Unfortunately, many are still playing catch up as they get bogged down by legacy systems and outdated ways of working. So, we believe there will be a much larger investment in mobility in the near future, along with Mobile First applications, and the user experience behind those applications. In this way, consumerisation of IT is not just a big trend, it’s a big movement.
How BYOD could drive ‘mobile first’
The notion of BYOD (Bring Your Own Device) is certainly a prominent phrase within the industry, and is even developing into CYOD (Choose Your Own Device) in some organisations. Smartphones and tablets are now the norm, challenging the ‘everyone gets a PC’ assumption, and many users now require or expect to work through multiple devices.
In Europe, however, there are still some hurdles to overcome around BYOD and CYOD, as some vertical markets along with segments will not want to bring their own assets to work and will to look for their employers to provide the hardware. Some organisations also don’t allow personal devices to be used at work, but we expect this to change over the next few years.
Countless times it’s been proven that the user experience on mobile devices is much better than on desktops, not least because you can’t take a desktop with you out of the office – or even away from your desk for that matter. To the extreme, many employees would rather bring their own device to the office than their packed lunch!
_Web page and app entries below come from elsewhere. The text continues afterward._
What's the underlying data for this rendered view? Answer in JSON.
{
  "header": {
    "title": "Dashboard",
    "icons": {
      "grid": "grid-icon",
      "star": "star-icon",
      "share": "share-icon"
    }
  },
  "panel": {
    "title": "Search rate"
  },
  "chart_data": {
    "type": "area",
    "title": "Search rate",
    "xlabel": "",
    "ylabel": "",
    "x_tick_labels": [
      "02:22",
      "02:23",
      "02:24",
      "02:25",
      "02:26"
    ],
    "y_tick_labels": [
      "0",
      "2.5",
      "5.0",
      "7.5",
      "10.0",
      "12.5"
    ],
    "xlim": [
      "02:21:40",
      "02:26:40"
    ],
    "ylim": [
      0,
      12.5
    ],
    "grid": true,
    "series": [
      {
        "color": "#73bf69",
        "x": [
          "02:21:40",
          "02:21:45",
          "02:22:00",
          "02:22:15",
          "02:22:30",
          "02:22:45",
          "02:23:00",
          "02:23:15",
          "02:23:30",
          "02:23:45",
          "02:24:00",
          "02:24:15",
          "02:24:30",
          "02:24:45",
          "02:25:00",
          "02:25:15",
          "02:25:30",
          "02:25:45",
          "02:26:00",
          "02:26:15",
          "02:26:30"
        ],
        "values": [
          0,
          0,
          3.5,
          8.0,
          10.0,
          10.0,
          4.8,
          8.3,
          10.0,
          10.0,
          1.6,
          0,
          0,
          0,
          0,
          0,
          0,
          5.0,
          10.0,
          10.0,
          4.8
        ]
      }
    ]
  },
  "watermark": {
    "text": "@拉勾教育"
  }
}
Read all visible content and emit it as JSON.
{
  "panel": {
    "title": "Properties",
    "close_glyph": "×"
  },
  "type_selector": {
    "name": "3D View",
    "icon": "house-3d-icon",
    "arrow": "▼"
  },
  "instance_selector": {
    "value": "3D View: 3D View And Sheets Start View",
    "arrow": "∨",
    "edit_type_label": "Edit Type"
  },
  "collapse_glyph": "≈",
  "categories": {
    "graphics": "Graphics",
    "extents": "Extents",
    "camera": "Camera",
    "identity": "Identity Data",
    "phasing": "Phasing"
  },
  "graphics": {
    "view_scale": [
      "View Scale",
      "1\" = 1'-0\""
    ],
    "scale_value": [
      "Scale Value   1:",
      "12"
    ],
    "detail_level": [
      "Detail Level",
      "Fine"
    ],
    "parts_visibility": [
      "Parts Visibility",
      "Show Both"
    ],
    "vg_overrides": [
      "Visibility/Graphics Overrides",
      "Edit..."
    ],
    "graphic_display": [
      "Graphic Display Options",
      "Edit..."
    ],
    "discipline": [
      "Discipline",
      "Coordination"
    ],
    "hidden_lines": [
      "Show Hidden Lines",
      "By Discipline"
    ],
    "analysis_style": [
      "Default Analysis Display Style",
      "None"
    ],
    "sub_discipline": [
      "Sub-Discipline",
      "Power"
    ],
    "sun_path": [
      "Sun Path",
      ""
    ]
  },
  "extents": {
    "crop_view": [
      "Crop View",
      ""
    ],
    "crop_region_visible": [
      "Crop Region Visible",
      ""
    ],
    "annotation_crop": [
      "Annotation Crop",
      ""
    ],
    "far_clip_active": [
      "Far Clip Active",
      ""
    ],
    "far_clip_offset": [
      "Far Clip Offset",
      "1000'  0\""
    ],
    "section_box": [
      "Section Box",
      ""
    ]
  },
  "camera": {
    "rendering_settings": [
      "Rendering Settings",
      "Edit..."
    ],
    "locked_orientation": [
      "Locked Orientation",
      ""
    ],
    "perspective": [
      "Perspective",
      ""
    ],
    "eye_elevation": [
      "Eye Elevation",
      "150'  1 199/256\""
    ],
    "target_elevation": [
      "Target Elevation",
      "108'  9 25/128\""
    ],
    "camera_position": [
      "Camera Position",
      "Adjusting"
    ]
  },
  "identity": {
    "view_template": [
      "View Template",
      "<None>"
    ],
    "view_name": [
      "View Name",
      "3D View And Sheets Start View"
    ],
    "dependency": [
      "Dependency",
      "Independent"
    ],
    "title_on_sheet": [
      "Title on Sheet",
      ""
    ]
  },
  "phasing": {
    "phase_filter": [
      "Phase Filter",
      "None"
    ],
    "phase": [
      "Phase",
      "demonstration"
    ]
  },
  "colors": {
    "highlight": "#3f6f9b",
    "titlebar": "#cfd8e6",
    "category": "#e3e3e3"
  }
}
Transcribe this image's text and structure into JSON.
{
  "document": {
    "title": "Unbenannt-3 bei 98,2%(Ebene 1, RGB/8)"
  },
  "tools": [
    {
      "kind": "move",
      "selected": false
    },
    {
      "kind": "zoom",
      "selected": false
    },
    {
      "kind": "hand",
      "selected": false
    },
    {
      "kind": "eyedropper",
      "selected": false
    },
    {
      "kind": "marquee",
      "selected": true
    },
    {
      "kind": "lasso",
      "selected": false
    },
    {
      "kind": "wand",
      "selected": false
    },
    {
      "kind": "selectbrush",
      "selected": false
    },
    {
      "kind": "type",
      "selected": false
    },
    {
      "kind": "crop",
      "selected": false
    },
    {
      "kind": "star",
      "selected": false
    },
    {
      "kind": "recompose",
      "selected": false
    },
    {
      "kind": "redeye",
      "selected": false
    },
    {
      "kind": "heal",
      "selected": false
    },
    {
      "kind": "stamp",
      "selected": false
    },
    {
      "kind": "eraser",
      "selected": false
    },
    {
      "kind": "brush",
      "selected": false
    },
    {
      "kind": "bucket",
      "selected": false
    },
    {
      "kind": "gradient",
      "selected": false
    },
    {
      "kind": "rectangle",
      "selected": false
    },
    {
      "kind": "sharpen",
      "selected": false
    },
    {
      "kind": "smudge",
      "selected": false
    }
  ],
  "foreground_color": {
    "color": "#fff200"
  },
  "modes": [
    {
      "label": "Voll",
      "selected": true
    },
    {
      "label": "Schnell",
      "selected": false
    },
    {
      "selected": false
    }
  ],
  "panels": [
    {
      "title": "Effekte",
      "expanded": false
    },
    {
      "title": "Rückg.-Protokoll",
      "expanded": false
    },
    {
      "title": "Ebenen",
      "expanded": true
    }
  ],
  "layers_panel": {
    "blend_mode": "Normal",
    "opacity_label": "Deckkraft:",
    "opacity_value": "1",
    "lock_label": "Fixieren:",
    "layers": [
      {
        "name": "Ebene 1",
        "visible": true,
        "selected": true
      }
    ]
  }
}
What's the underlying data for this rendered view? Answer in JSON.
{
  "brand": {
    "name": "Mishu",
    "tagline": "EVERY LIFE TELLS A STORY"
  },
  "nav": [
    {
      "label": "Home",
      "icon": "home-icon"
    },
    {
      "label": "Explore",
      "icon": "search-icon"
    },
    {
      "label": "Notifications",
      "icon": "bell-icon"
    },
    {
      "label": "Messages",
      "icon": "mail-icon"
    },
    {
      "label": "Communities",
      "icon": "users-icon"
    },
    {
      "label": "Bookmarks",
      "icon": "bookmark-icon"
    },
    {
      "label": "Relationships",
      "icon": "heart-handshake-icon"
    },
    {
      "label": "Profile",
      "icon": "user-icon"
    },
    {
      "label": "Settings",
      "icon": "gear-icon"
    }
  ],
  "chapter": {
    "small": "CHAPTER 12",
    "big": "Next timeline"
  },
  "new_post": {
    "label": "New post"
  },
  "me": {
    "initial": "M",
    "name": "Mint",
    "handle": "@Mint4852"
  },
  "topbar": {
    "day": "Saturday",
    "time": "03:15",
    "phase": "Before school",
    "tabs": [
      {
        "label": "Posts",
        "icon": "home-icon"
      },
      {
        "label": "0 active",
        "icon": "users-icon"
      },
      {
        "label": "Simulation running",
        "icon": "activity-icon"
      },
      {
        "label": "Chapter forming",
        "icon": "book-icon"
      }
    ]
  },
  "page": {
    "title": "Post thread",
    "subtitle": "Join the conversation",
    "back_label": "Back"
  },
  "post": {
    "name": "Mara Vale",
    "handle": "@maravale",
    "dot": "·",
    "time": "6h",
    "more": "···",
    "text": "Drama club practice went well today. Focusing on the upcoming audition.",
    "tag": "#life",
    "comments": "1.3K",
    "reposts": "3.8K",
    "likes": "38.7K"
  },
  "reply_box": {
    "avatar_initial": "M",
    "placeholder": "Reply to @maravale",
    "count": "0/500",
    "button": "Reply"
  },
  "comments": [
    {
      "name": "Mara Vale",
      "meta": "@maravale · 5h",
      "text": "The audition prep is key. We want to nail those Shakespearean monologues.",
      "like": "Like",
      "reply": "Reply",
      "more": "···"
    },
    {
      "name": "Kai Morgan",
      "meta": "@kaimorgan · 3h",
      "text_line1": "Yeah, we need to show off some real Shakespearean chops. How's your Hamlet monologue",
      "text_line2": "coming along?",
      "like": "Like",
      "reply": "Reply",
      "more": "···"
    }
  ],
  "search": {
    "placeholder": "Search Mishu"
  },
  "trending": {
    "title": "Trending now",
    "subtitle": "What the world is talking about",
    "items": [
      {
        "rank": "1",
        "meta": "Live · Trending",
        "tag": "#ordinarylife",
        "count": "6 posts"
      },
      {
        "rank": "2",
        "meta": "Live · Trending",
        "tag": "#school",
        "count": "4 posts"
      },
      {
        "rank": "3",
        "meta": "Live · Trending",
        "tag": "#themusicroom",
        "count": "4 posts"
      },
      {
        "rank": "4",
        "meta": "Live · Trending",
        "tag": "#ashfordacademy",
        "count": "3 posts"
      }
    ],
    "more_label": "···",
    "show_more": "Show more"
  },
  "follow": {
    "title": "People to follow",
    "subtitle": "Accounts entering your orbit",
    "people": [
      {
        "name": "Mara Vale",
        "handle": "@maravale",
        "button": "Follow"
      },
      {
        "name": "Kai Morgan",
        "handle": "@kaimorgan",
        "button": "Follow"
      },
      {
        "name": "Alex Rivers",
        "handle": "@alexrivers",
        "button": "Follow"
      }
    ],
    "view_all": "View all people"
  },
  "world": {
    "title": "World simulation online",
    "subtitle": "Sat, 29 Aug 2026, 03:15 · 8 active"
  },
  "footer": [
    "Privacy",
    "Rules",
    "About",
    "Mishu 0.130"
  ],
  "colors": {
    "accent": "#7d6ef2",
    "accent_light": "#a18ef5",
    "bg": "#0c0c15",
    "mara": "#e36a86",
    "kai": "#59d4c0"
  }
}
End-user demand is clearly there and Michael Dell’s recent prediction that the average user will interact with 10 devices on a daily basis in 2020 supports this. The announcement of the Apple Watch will no doubt contribute to this number of devices.
With this in mind, when planning mobility projects, businesses need to start by looking at user experiences and then putting adequate budget behind the initiatives. Organisations need to look for the ‘mobile moment’ – what is it that the user wants that will drive adoption of mobility and how can the IT department harness this? If end-user demand cannot be demonstrated, and pain point areas cannot be revealed, then the opportunity for justifying mobility is far lower.
The beauty of mobile cloud is that it can be a very cost-effective alternative. It requires less capital expenditure and as physical desktop spending declines and cost savings are achieved through virtual desktops, more budget is available for mobility.
Alistair Wildman, managing director for End-User Computing (EUC) at VMware EMEA